[RAW DATA]
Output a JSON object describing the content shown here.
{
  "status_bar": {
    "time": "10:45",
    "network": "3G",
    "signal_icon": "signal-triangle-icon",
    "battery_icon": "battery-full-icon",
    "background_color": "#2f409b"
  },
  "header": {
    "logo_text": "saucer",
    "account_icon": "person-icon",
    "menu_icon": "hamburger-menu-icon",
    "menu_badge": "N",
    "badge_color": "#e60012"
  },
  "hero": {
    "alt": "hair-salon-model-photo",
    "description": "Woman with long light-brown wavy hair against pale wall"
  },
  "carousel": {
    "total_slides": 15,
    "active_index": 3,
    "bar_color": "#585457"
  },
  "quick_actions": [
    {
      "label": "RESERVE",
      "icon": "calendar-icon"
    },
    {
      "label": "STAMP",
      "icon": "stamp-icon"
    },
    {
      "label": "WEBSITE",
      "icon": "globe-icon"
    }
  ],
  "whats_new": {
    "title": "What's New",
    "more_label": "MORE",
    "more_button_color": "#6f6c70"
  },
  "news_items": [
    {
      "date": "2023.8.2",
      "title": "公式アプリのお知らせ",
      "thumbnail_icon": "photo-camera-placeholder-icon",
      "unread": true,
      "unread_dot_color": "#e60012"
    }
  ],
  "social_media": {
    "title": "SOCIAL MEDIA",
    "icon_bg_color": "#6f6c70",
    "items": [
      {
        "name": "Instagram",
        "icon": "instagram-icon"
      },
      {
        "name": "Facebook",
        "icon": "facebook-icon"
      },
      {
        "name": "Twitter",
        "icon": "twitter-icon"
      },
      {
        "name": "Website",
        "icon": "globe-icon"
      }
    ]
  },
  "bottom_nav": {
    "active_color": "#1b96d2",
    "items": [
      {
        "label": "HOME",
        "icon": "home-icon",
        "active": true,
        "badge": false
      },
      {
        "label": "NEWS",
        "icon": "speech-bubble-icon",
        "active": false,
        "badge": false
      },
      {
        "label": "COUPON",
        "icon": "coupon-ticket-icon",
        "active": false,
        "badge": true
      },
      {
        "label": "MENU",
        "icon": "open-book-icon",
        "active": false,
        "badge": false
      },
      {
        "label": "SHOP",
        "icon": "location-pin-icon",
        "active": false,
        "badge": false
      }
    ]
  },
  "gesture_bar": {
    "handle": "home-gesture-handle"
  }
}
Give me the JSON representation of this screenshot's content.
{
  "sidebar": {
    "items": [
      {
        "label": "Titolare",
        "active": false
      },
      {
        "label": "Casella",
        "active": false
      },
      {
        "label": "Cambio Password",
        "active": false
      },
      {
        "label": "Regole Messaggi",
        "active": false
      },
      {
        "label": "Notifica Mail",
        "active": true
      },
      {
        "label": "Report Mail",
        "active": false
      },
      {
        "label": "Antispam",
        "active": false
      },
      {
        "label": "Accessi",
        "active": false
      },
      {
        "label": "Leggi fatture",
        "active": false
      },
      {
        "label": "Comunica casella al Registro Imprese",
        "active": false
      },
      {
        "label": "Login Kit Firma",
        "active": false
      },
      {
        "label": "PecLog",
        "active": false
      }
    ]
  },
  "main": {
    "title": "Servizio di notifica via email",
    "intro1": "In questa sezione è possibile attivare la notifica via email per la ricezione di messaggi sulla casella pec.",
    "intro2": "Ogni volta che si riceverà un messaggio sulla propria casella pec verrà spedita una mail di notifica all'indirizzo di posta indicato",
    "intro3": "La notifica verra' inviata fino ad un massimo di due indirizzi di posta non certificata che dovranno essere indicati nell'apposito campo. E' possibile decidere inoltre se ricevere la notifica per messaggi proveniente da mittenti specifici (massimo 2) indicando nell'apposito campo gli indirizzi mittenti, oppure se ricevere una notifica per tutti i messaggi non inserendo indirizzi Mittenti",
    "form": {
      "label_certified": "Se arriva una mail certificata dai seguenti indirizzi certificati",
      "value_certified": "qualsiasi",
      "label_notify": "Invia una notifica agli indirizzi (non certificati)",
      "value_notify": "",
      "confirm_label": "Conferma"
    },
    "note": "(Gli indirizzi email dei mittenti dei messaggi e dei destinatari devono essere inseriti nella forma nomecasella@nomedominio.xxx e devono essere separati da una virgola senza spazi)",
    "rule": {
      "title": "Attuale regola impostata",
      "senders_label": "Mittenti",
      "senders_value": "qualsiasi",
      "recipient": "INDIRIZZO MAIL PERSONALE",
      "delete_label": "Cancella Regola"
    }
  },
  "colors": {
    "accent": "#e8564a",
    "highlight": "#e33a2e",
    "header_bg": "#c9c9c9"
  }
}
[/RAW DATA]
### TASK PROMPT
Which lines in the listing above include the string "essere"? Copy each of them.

### OUTPUT OF THE TASK
    "intro3": "La notifica verra' inviata fino ad un massimo di due indirizzi di posta non certificata che dovranno essere indicati nell'apposito campo. E' possibile decidere inoltre se ricevere la notifica per messaggi proveniente da mittenti specifici (massimo 2) indicando nell'apposito campo gli indirizzi mittenti, oppure se ricevere una notifica per tutti i messaggi non inserendo indirizzi Mittenti",
    "note": "(Gli indirizzi email dei mittenti dei messaggi e dei destinatari devono essere inseriti nella forma nomecasella@nomedominio.xxx e devono essere separati da una virgola senza spazi)",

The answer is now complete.